An evil genius and a naïve nerd fight to the death as a fearful world waits trembling.
Kenneth Cooke, director of the secret government project Mirage, is sore as a boil that he’s being shut down willy-nilly with no warning, no explanation beyond the fact that suddenly what was secret isn’t secret anymore, which means the powers that be—whoever they are—are running scared. Not fair, Cooke fumes. Not after all the applied brilliance it took to develop Neo-Ketamine, a mind-altering drug so efficient, so cutting-edge that it will lift terrorism to a whole new level. Whoever “they” are, he vows, will be made to pay. And soon enough he’s asking payment from a party of anarchic Serbians as well: $70 million and the drug is theirs. To prove how extraordinary his elixir is, Cooke is prepared to arrange six simultaneous disaster-demonstrations: six bombings in six major American cities to be triggered by six drugged-up mules, who, thanks to the action of Neo-Ketamine, will have no interest in surviving. That sounds good to the Serbians, and Cooke would be riding high were it not for pesky John Berger, his mule turned accidental nemesis. The wimpish wuss Berger has proven to be stubbornly, mysteriously, dangerously Neo-Ketamine–resistant. Moreover, he’s annoyingly elusive. No matter how often and how cleverly Cooke tries to arrange his demise, Berger flops into a safety net. Finally, in a blood-spattered denouement, crackpot Cooke and his puppet Berger—his brain partially washed, partially dried—go at it one on one, world peace in the balance.

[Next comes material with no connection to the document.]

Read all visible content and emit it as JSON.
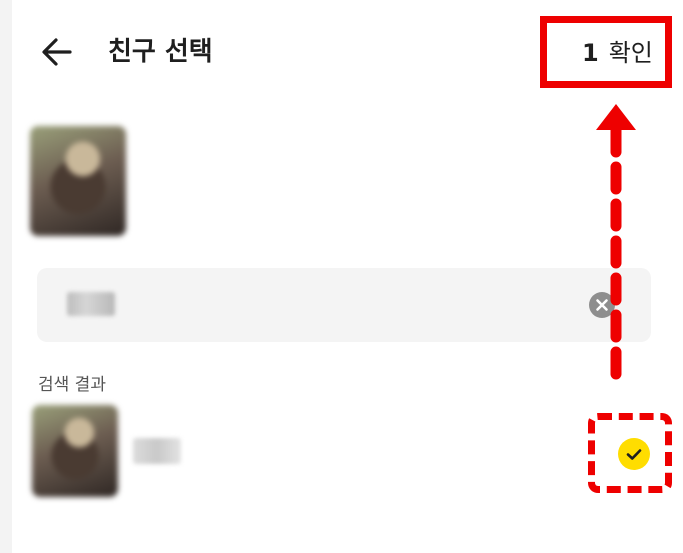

Passman (The Visionary, 1999) inches closer to getting it right. His plotting is still way over the top, but his feckless, clueless, fearless hero is almost appealing enough to save the day.